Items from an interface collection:
***
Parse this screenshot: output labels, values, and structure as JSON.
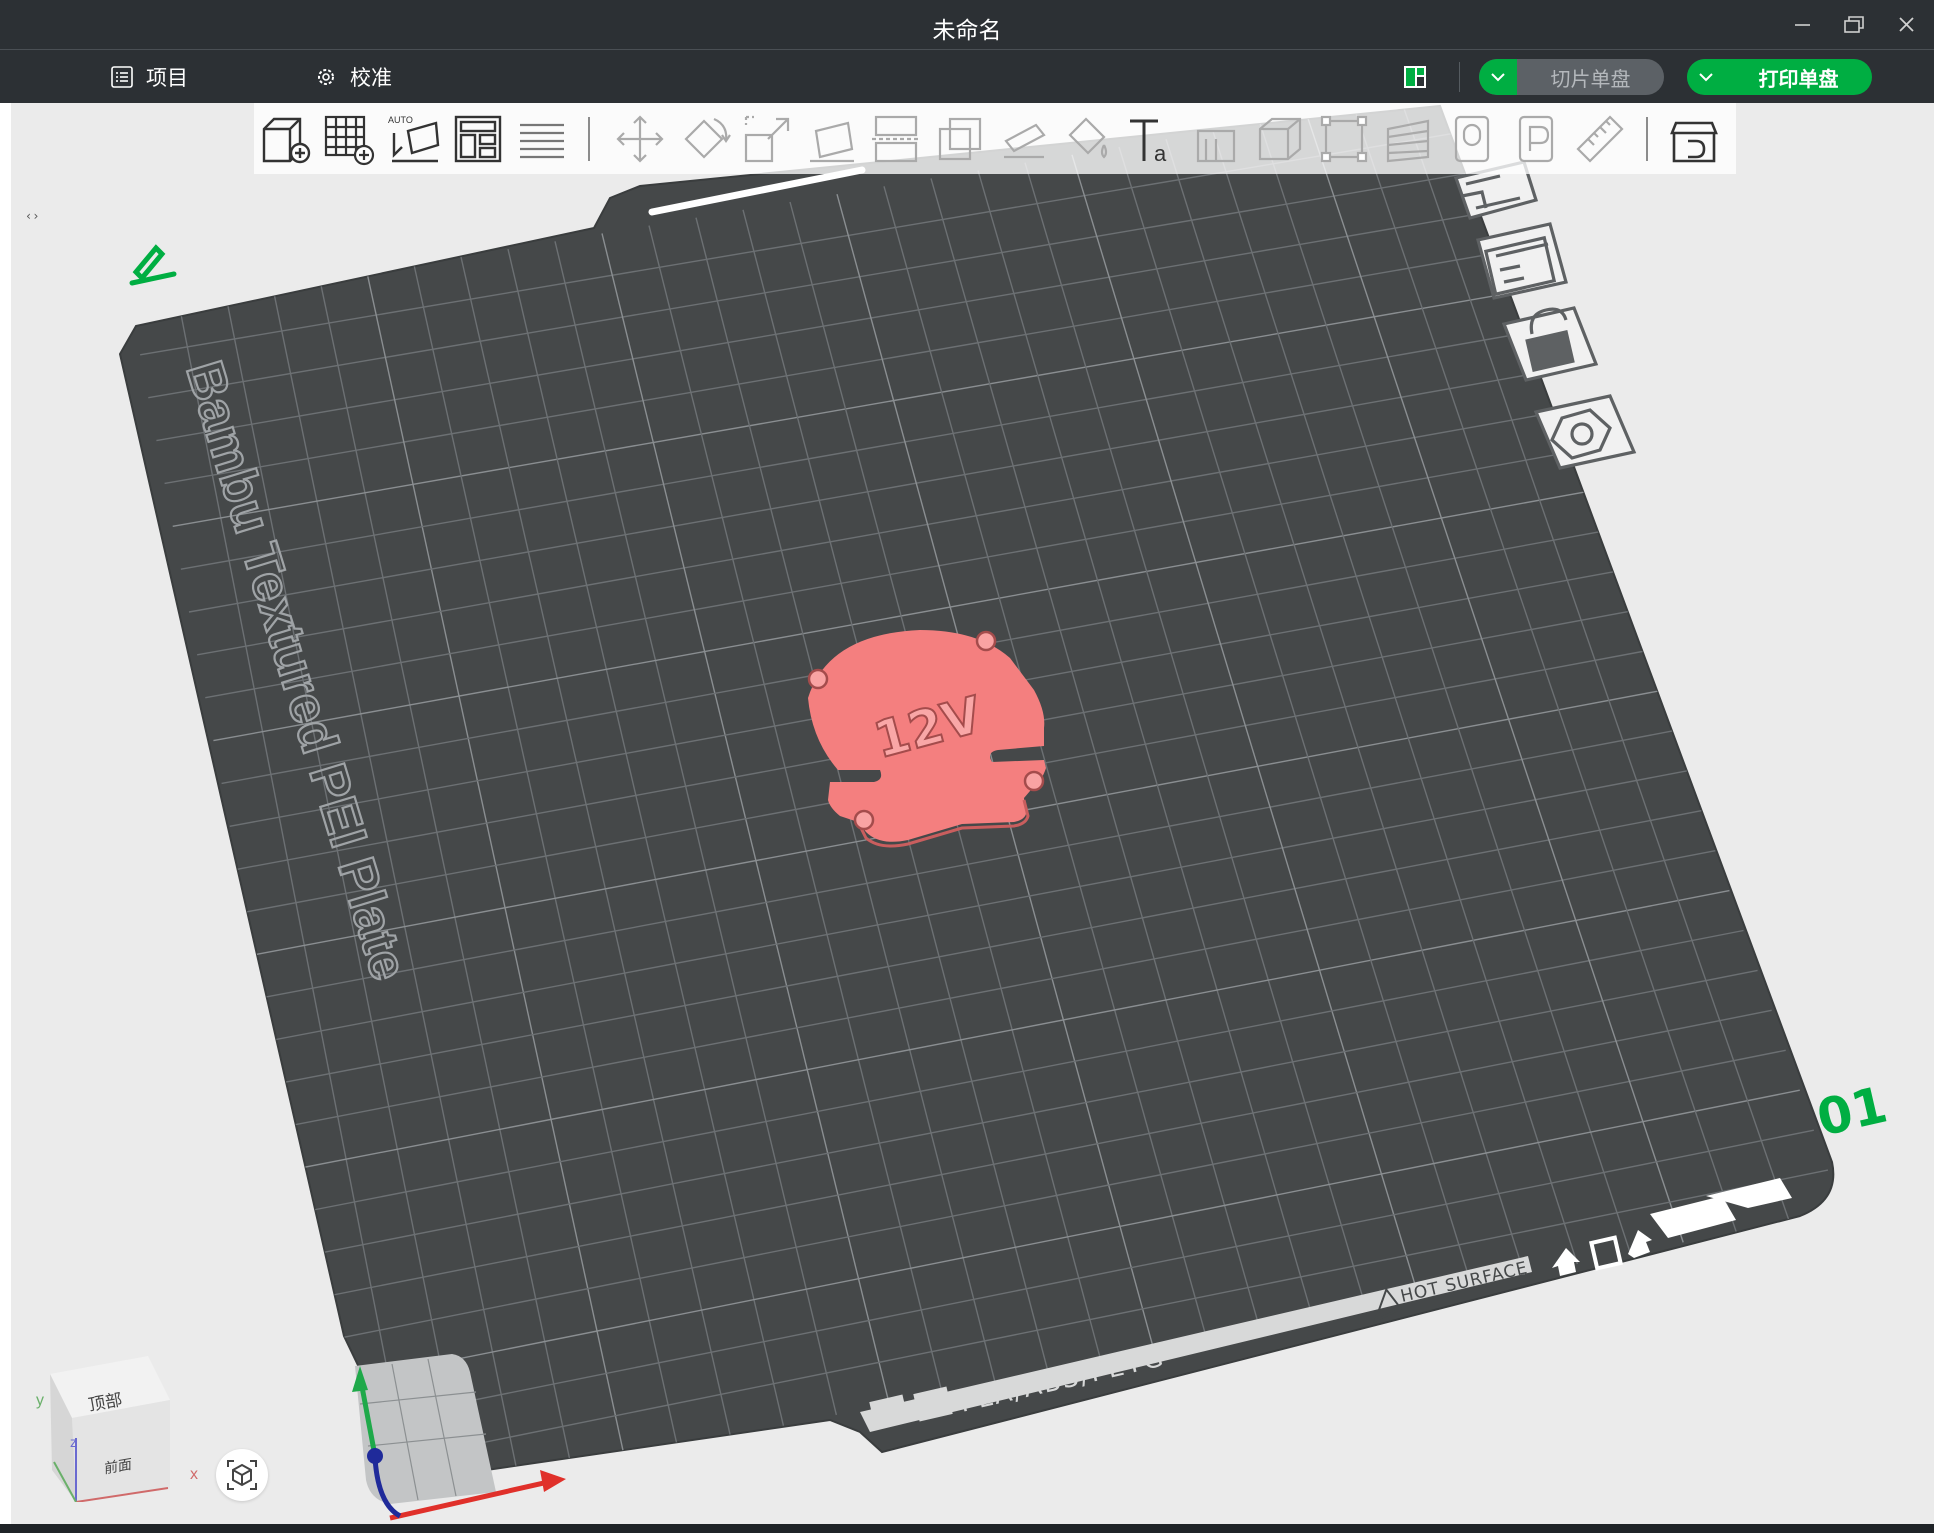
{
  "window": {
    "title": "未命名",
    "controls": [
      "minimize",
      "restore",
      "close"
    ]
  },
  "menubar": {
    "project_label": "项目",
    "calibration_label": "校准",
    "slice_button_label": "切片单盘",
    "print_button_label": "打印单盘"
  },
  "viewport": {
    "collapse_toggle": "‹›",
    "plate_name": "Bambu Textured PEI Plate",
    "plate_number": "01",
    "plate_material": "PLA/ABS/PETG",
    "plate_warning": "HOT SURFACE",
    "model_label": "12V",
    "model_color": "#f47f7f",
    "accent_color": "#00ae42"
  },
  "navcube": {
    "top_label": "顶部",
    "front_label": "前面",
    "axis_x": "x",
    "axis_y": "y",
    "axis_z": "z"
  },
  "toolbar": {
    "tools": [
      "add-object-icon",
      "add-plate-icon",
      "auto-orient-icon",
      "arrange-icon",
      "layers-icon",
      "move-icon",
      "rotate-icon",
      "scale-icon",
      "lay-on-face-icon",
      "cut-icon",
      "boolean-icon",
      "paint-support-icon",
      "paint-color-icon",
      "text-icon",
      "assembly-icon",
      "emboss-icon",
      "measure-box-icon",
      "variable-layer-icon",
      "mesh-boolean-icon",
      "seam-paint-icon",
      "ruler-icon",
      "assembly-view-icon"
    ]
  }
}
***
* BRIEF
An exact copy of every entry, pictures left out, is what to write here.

* THE ANSWER
Parse this screenshot: output labels, values, and structure as JSON.
{
  "window": {
    "title": "未命名",
    "controls": [
      "minimize",
      "restore",
      "close"
    ]
  },
  "menubar": {
    "project_label": "项目",
    "calibration_label": "校准",
    "slice_button_label": "切片单盘",
    "print_button_label": "打印单盘"
  },
  "viewport": {
    "collapse_toggle": "‹›",
    "plate_name": "Bambu Textured PEI Plate",
    "plate_number": "01",
    "plate_material": "PLA/ABS/PETG",
    "plate_warning": "HOT SURFACE",
    "model_label": "12V",
    "model_color": "#f47f7f",
    "accent_color": "#00ae42"
  },
  "navcube": {
    "top_label": "顶部",
    "front_label": "前面",
    "axis_x": "x",
    "axis_y": "y",
    "axis_z": "z"
  },
  "toolbar": {
    "tools": [
      "add-object-icon",
      "add-plate-icon",
      "auto-orient-icon",
      "arrange-icon",
      "layers-icon",
      "move-icon",
      "rotate-icon",
      "scale-icon",
      "lay-on-face-icon",
      "cut-icon",
      "boolean-icon",
      "paint-support-icon",
      "paint-color-icon",
      "text-icon",
      "assembly-icon",
      "emboss-icon",
      "measure-box-icon",
      "variable-layer-icon",
      "mesh-boolean-icon",
      "seam-paint-icon",
      "ruler-icon",
      "assembly-view-icon"
    ]
  }
}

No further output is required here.